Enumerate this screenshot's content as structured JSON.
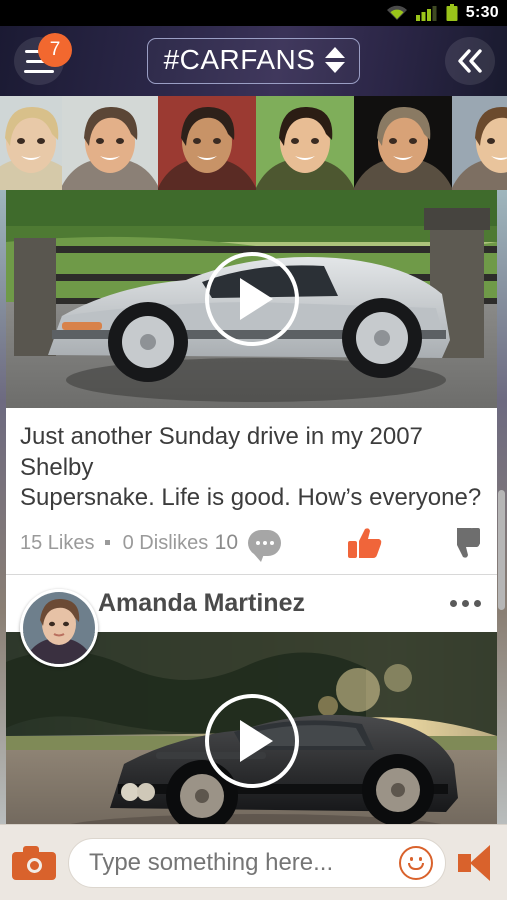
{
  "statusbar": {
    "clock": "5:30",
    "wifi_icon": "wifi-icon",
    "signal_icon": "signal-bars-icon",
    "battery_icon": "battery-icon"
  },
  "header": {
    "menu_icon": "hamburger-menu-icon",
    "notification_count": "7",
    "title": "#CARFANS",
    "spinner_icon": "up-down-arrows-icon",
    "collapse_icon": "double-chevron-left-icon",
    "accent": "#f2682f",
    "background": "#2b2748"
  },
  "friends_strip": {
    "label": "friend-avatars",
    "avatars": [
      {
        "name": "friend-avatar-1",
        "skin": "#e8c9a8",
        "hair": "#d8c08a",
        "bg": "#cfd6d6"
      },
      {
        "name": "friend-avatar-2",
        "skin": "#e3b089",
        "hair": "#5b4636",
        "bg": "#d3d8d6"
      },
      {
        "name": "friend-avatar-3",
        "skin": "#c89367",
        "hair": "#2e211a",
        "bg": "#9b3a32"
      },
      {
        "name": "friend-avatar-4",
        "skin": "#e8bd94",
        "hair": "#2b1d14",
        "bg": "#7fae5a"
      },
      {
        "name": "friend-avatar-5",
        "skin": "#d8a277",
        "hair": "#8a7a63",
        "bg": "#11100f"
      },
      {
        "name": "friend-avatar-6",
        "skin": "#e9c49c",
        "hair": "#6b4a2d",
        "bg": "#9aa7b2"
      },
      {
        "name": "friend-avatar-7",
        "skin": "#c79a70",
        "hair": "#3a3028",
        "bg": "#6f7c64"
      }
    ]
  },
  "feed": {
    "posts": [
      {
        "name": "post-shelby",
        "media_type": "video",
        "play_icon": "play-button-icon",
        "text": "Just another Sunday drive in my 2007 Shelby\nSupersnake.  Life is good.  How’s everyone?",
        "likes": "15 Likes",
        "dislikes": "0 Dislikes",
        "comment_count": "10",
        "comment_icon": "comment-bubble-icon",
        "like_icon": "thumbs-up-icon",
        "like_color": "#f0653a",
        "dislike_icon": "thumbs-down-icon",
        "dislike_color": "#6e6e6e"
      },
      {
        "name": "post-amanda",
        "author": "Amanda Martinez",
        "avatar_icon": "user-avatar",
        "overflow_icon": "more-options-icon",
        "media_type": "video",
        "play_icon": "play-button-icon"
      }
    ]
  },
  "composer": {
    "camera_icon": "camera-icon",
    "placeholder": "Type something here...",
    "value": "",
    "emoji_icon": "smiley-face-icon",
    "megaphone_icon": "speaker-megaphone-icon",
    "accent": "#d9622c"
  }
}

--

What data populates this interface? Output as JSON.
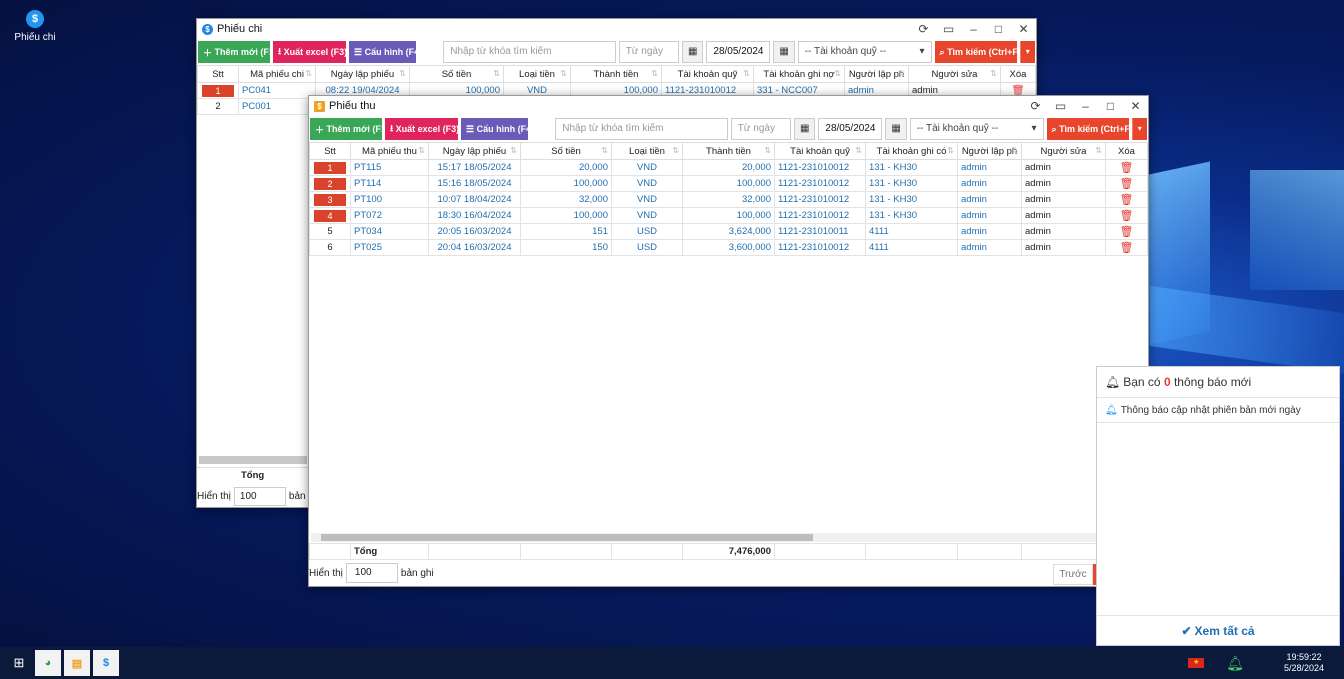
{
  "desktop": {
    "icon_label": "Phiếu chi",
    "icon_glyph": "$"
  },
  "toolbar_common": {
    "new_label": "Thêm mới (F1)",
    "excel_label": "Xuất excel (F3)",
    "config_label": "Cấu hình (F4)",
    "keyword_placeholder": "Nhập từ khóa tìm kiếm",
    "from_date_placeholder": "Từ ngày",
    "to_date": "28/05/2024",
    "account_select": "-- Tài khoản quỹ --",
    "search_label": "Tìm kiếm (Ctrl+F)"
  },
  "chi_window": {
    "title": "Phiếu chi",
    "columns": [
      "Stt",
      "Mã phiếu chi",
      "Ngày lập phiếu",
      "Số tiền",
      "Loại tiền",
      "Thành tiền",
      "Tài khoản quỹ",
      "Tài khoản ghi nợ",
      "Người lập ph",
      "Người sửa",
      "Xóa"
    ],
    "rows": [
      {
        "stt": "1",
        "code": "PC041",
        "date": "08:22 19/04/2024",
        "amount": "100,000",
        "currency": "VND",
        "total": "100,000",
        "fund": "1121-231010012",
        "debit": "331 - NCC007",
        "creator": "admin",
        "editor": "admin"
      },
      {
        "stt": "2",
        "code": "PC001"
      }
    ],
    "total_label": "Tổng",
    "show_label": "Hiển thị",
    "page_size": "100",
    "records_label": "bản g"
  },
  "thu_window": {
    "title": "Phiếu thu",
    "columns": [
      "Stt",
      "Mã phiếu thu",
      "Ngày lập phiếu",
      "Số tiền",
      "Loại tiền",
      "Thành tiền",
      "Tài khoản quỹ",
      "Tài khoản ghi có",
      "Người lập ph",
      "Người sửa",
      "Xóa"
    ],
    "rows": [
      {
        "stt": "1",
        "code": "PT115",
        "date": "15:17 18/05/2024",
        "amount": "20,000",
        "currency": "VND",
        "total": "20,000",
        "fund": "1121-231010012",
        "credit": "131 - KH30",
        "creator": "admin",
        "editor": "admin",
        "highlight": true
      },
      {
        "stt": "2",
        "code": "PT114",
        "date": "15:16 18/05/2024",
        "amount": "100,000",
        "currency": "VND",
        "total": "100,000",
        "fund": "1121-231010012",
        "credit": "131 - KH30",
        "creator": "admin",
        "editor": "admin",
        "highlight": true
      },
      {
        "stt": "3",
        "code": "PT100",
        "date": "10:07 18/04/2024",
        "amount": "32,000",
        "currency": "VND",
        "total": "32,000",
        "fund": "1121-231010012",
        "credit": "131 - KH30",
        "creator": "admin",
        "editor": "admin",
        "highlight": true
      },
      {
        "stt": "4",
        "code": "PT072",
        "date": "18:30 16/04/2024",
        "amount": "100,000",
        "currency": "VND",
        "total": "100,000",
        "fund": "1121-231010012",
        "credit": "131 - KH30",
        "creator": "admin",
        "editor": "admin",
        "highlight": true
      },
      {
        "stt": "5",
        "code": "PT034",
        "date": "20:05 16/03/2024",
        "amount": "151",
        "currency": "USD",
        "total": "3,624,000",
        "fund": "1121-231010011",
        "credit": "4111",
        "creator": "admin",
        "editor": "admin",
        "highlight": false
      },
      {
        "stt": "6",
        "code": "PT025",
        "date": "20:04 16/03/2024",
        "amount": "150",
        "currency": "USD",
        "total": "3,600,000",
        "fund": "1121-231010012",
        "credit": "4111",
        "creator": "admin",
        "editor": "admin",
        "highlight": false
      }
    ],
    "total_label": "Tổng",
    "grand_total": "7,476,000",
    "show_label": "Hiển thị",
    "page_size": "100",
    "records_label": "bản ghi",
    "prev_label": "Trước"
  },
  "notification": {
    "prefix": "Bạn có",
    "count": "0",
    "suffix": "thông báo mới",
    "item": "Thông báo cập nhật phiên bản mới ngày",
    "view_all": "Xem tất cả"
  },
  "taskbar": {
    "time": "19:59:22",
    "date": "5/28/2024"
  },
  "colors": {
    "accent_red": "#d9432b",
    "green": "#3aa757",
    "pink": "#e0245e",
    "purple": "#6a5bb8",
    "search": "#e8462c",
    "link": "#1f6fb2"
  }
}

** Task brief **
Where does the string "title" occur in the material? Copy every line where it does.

** Solution to this problem **
    "title": "#CARFANS",
    "title": "Phiếu chi",
    "title": "Phiếu thu",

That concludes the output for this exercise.